▶ TASK ITEM:
Return every record below exactly.

*** SUPPLIED DATA ***

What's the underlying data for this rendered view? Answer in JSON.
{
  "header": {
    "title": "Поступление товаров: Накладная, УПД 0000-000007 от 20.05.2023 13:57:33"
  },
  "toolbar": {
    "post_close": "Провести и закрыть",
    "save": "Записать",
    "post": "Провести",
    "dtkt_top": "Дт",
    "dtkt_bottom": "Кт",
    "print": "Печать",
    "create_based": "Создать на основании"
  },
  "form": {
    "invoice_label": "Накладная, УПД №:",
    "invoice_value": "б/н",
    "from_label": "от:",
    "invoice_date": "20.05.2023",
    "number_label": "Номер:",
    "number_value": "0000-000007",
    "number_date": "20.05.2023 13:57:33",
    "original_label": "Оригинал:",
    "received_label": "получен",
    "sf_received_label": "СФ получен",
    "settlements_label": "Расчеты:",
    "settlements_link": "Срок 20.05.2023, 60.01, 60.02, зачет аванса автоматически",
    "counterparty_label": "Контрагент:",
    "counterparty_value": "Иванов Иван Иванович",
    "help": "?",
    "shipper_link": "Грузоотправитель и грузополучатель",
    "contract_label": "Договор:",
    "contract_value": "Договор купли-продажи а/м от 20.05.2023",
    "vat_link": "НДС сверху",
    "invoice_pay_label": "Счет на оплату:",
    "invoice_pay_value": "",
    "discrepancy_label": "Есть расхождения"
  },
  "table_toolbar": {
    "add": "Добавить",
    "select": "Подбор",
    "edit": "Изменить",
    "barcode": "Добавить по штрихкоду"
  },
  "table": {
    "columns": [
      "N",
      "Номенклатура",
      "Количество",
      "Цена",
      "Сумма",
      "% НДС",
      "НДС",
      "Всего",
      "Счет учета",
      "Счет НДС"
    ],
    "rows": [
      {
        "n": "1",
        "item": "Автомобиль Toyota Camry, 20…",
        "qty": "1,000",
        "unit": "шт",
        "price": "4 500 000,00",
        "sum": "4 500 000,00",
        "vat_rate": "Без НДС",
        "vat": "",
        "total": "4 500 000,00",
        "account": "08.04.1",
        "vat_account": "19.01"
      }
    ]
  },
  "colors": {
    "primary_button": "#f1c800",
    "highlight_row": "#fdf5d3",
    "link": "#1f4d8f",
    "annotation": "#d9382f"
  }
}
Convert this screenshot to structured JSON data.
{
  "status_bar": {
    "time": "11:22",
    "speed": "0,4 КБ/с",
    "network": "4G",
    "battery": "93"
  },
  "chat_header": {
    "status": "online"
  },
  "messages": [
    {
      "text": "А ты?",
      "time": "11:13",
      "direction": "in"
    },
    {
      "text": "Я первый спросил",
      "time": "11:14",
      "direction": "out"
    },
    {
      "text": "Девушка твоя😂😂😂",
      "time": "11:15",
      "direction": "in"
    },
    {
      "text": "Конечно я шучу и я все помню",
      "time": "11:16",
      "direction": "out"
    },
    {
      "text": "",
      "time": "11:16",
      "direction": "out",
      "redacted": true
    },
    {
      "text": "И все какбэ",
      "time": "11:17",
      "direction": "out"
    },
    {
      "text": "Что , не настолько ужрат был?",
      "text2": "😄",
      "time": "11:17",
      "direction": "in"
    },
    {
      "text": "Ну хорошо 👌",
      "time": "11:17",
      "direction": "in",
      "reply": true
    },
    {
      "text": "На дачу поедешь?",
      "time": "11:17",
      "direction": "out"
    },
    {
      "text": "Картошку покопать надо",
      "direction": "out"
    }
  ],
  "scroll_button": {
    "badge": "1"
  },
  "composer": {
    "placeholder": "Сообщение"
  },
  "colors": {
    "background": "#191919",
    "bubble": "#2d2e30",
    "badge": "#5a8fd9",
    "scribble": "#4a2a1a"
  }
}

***

▶ TASK OUTPUT:
What's the underlying data for this rendered view? Answer in JSON.
{
  "header": {
    "title": "Поступление товаров: Накладная, УПД 0000-000007 от 20.05.2023 13:57:33"
  },
  "toolbar": {
    "post_close": "Провести и закрыть",
    "save": "Записать",
    "post": "Провести",
    "dtkt_top": "Дт",
    "dtkt_bottom": "Кт",
    "print": "Печать",
    "create_based": "Создать на основании"
  },
  "form": {
    "invoice_label": "Накладная, УПД №:",
    "invoice_value": "б/н",
    "from_label": "от:",
    "invoice_date": "20.05.2023",
    "number_label": "Номер:",
    "number_value": "0000-000007",
    "number_date": "20.05.2023 13:57:33",
    "original_label": "Оригинал:",
    "received_label": "получен",
    "sf_received_label": "СФ получен",
    "settlements_label": "Расчеты:",
    "settlements_link": "Срок 20.05.2023, 60.01, 60.02, зачет аванса автоматически",
    "counterparty_label": "Контрагент:",
    "counterparty_value": "Иванов Иван Иванович",
    "help": "?",
    "shipper_link": "Грузоотправитель и грузополучатель",
    "contract_label": "Договор:",
    "contract_value": "Договор купли-продажи а/м от 20.05.2023",
    "vat_link": "НДС сверху",
    "invoice_pay_label": "Счет на оплату:",
    "invoice_pay_value": "",
    "discrepancy_label": "Есть расхождения"
  },
  "table_toolbar": {
    "add": "Добавить",
    "select": "Подбор",
    "edit": "Изменить",
    "barcode": "Добавить по штрихкоду"
  },
  "table": {
    "columns": [
      "N",
      "Номенклатура",
      "Количество",
      "Цена",
      "Сумма",
      "% НДС",
      "НДС",
      "Всего",
      "Счет учета",
      "Счет НДС"
    ],
    "rows": [
      {
        "n": "1",
        "item": "Автомобиль Toyota Camry, 20…",
        "qty": "1,000",
        "unit": "шт",
        "price": "4 500 000,00",
        "sum": "4 500 000,00",
        "vat_rate": "Без НДС",
        "vat": "",
        "total": "4 500 000,00",
        "account": "08.04.1",
        "vat_account": "19.01"
      }
    ]
  },
  "colors": {
    "primary_button": "#f1c800",
    "highlight_row": "#fdf5d3",
    "link": "#1f4d8f",
    "annotation": "#d9382f"
  }
}
Convert this screenshot to structured JSON data.
{
  "status_bar": {
    "time": "11:22",
    "speed": "0,4 КБ/с",
    "network": "4G",
    "battery": "93"
  },
  "chat_header": {
    "status": "online"
  },
  "messages": [
    {
      "text": "А ты?",
      "time": "11:13",
      "direction": "in"
    },
    {
      "text": "Я первый спросил",
      "time": "11:14",
      "direction": "out"
    },
    {
      "text": "Девушка твоя😂😂😂",
      "time": "11:15",
      "direction": "in"
    },
    {
      "text": "Конечно я шучу и я все помню",
      "time": "11:16",
      "direction": "out"
    },
    {
      "text": "",
      "time": "11:16",
      "direction": "out",
      "redacted": true
    },
    {
      "text": "И все какбэ",
      "time": "11:17",
      "direction": "out"
    },
    {
      "text": "Что , не настолько ужрат был?",
      "text2": "😄",
      "time": "11:17",
      "direction": "in"
    },
    {
      "text": "Ну хорошо 👌",
      "time": "11:17",
      "direction": "in",
      "reply": true
    },
    {
      "text": "На дачу поедешь?",
      "time": "11:17",
      "direction": "out"
    },
    {
      "text": "Картошку покопать надо",
      "direction": "out"
    }
  ],
  "scroll_button": {
    "badge": "1"
  },
  "composer": {
    "placeholder": "Сообщение"
  },
  "colors": {
    "background": "#191919",
    "bubble": "#2d2e30",
    "badge": "#5a8fd9",
    "scribble": "#4a2a1a"
  }
}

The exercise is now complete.